- Sogni e Follia – Rosso di Montalcino €33
Dreams and Madness
Made with 100% Sangiovese, the wine was fermented with indigenous yeast in cement vats for 20 days. It was a fruit-forward wine with good structure and a touch of minerality.
- Cielo d’Ulisse – Brunello di Montalcino €57
Ulysses Sky – Ulysses is a famous Greek hero known for his participation in the Trojan War. Made with 100% Sangiovese, fermented in stainless steel tuns, the wine was aged for 36 months in oak and a minimum of 12 months in the bottle. It showed its youth with its bright red fruit, a balanced wine with rounded tannins.
- Amore e Magia – Brunello di Montalcino 2015 – €100
Love and Magic
The wine was fermented in oak barrels for 50 days.
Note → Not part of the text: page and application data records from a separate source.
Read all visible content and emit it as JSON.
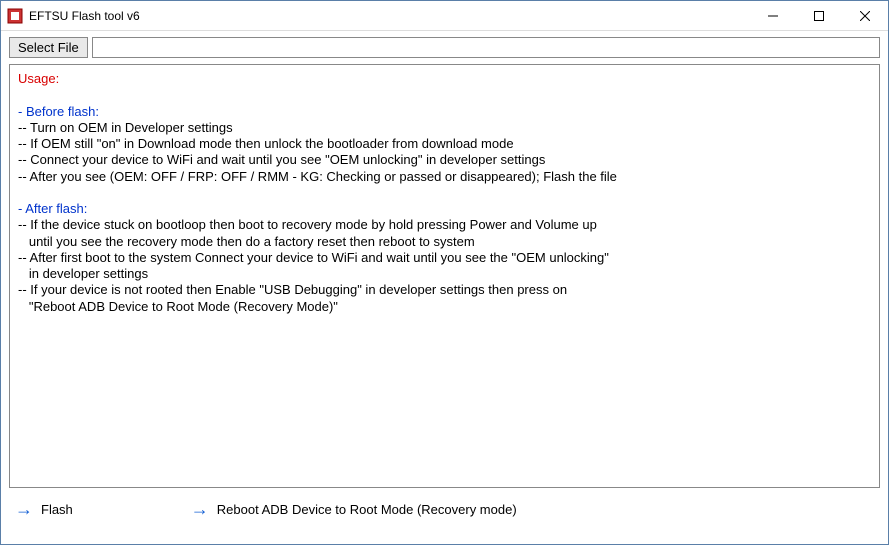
{
  "window": {
    "title": "EFTSU Flash tool v6"
  },
  "toolbar": {
    "select_label": "Select File",
    "file_value": ""
  },
  "usage": {
    "heading": "Usage:",
    "before": {
      "heading": "- Before flash:",
      "lines": [
        "-- Turn on OEM in Developer settings",
        "-- If OEM still \"on\" in Download mode then unlock the bootloader from download mode",
        "-- Connect your device to WiFi and wait until you see \"OEM unlocking\" in developer settings",
        "-- After you see (OEM: OFF / FRP: OFF / RMM - KG: Checking or passed or disappeared); Flash the file"
      ]
    },
    "after": {
      "heading": "- After flash:",
      "lines": [
        "-- If the device stuck on bootloop then boot to recovery mode by hold pressing Power and Volume up",
        "   until you see the recovery mode then do a factory reset then reboot to system",
        "-- After first boot to the system Connect your device to WiFi and wait until you see the \"OEM unlocking\"",
        "   in developer settings",
        "-- If your device is not rooted then Enable \"USB Debugging\" in developer settings then press on",
        "   \"Reboot ADB Device to Root Mode (Recovery Mode)\""
      ]
    }
  },
  "actions": {
    "flash": "Flash",
    "reboot": "Reboot ADB Device to Root Mode (Recovery mode)"
  }
}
It was an elegant, fruit-forward wine accompanied by a hint of savoriness as well – a noticeably richer wine compared to the others we had tried.
- Lupi e Sirene – Brunello di Montalcino 2014 – €200 for 1.5 litres
Wolves and Mermaids
Fermented in oak tuns for 25 days, this wine was aged in oak barrels for 28 months, followed by 12 months in cement tuns and a minimum of 8 months in the bottle. It had berry notes with a touch of minerality. Compared to the wines from the 2015 vintage, this seemed more ready to drink. An elegant wine though a little pricey in my view, not helped by the fact that only the magnum was in stock.
The Travelling Squid’s Take
Our host Giulia was both professional and passionate – her knowledge about Podere le Ripi extended from its history, to its architecture, wine-making techniques and architecture. We were fortunate to have her as our guide.
The tasting is €20 for three wines, or €40 for 5 wines, which is a little on the high side compared to Altesino and Poggio Antico. We ended up purchasing the Cielo d’Ulisse Brunello di Montalcino to cellar and the Sogni e Follia Rosso di Montalcino for more immediate enjoyment. In general, I found the character of the wines a little less complex compared to those we tried from the other vineyards we visited. It was also priced at a premium, I’m guessing due to their strict adherence to biodynamic methods and the cost of maintaining the estate.
In general, I think our visit to the cellar door of Podere Le Ripi in Montalcino was worth it as I found their biodynamic wine-making techniques particularly interesting. It was also a very lovely wine estate. The wine was a little more expensive than average, but worth the experience. Do sign up for a tasting if you plan to head to Montalcino.
Visit to the cellar door of Podere Le Ripi in Montalcino
- Address: 53024 Montalcino, Italy
- Tel: +39 0577 835 641
- Site/Reservation: https://www.podereleripi.com/wine-tasting-tour-montalcino#wine-tour-and-tasting
- Email: INFO@PODERELERIPI.IT